That’s a question the researchers at the National Institute of Diabetes and Digestive and Kidney Diseases (NIDDK) wanted to answer. In order to figure it out, they housed 20 adults for four weeks in the National Institute of Health’s (NIH) Clinical Center’s Metabolic Clinical Research Unit. The non-diabetic volunteers (11 men and 9 women) received either a plant-based and low-fat diet or a low-carb, animal-based, “keto” diet. Then, after two weeks, they switched and ate the alternate diet. Participants in both groups ate three meals a day, plus snacks, and could eat as much as they wanted during the study.
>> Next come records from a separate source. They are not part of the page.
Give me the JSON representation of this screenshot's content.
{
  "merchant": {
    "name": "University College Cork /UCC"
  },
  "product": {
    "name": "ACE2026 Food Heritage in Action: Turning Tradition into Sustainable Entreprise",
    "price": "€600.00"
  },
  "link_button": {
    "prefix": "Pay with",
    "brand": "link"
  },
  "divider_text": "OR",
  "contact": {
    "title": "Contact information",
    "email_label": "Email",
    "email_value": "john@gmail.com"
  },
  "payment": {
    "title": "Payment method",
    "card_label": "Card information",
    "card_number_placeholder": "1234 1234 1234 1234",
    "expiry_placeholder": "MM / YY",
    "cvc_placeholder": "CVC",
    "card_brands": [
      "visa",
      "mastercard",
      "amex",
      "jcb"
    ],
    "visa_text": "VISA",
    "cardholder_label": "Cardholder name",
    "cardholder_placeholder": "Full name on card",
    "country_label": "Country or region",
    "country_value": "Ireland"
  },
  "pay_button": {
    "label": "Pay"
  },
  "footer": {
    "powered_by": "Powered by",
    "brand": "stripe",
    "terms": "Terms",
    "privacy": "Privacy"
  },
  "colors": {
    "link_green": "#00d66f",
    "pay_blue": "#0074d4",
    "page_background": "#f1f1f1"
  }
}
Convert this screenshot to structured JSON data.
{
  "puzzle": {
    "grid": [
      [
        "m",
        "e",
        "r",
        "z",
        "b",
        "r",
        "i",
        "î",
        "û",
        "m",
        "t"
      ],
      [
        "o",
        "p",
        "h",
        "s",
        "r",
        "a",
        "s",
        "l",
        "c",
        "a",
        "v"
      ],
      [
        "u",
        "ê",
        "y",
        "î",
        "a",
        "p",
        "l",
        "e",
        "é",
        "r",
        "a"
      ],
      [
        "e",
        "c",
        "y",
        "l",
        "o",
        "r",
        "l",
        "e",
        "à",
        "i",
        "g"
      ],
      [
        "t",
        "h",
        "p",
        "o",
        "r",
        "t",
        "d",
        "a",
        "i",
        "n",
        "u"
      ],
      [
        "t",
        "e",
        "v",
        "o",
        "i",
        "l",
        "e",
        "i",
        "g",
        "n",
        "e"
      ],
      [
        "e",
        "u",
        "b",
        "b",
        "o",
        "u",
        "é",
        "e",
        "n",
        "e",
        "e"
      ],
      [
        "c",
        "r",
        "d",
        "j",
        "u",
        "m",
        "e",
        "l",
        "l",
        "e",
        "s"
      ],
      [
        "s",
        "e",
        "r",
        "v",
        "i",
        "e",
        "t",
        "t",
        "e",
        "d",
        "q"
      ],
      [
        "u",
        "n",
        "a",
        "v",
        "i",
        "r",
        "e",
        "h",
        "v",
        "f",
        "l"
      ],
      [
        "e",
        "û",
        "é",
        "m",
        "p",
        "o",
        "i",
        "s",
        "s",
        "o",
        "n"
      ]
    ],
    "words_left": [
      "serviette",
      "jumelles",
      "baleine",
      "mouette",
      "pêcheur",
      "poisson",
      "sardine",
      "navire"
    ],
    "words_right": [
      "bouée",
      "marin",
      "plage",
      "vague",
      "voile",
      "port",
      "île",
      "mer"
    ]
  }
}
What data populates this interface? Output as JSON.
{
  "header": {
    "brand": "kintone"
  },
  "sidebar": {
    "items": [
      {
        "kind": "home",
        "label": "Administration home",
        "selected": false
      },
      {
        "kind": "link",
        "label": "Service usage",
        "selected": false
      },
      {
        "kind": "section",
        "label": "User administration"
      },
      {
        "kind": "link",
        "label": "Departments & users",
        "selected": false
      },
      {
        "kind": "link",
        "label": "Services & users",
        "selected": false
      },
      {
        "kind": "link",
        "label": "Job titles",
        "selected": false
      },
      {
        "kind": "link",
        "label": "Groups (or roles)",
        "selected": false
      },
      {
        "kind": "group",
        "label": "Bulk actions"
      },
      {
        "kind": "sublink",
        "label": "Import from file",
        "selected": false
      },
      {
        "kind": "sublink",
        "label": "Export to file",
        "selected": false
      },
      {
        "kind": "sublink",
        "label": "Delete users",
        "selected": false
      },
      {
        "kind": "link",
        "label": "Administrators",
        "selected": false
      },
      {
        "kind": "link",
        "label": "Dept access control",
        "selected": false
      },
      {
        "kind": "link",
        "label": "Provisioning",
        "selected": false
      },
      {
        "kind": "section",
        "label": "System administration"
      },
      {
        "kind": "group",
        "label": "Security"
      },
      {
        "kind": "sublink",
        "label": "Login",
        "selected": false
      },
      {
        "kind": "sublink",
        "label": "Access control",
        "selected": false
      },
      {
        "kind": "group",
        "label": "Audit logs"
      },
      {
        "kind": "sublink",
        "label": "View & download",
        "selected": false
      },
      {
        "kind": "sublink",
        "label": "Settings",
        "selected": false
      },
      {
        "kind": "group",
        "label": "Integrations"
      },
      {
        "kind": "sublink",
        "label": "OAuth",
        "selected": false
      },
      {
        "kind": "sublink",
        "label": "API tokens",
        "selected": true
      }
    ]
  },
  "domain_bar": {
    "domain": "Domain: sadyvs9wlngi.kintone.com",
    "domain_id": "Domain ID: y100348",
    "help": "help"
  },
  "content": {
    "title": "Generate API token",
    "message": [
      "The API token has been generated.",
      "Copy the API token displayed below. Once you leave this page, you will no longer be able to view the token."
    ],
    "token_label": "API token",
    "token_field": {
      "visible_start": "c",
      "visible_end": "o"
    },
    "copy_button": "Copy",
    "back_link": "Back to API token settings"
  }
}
Is it better to stick with a diet that’s low-fat, high carb, plant-based and filled with lots of vegetables? Or, should we opt for an animal-based, low carb diet that’s packed with protein?
“Despite eating food with an abundance of high glycemic carbohydrates that resulted in pronounced swings in blood glucose and insulin, people eating the plant-based, low-fat diet showed a significant reduction in calorie intake and loss of body fat which challenges the idea that high-carb diets per se lead people to overeat,” Kevin Hall, the study’s lead author, said in a statement. “On the other hand, the animal-based, low-carb diet did not result in weight gain despite being high in fat.”
Since the researchers are quick to note that their study was not designed to make diet recommendations, they only concluded that their findings suggest that factors such as overeating and weight gain are more complicated than the amount of fat or carbohydrates in our diet.
“Interestingly, our findings suggest benefits to both diets at least in the short term,” Hall added. “While the low-fat plant-based diet helps curb appetite, the animal-based low-carb diet resulted in lower and more steady insulin and glucose levels.”
More research is probably on the table.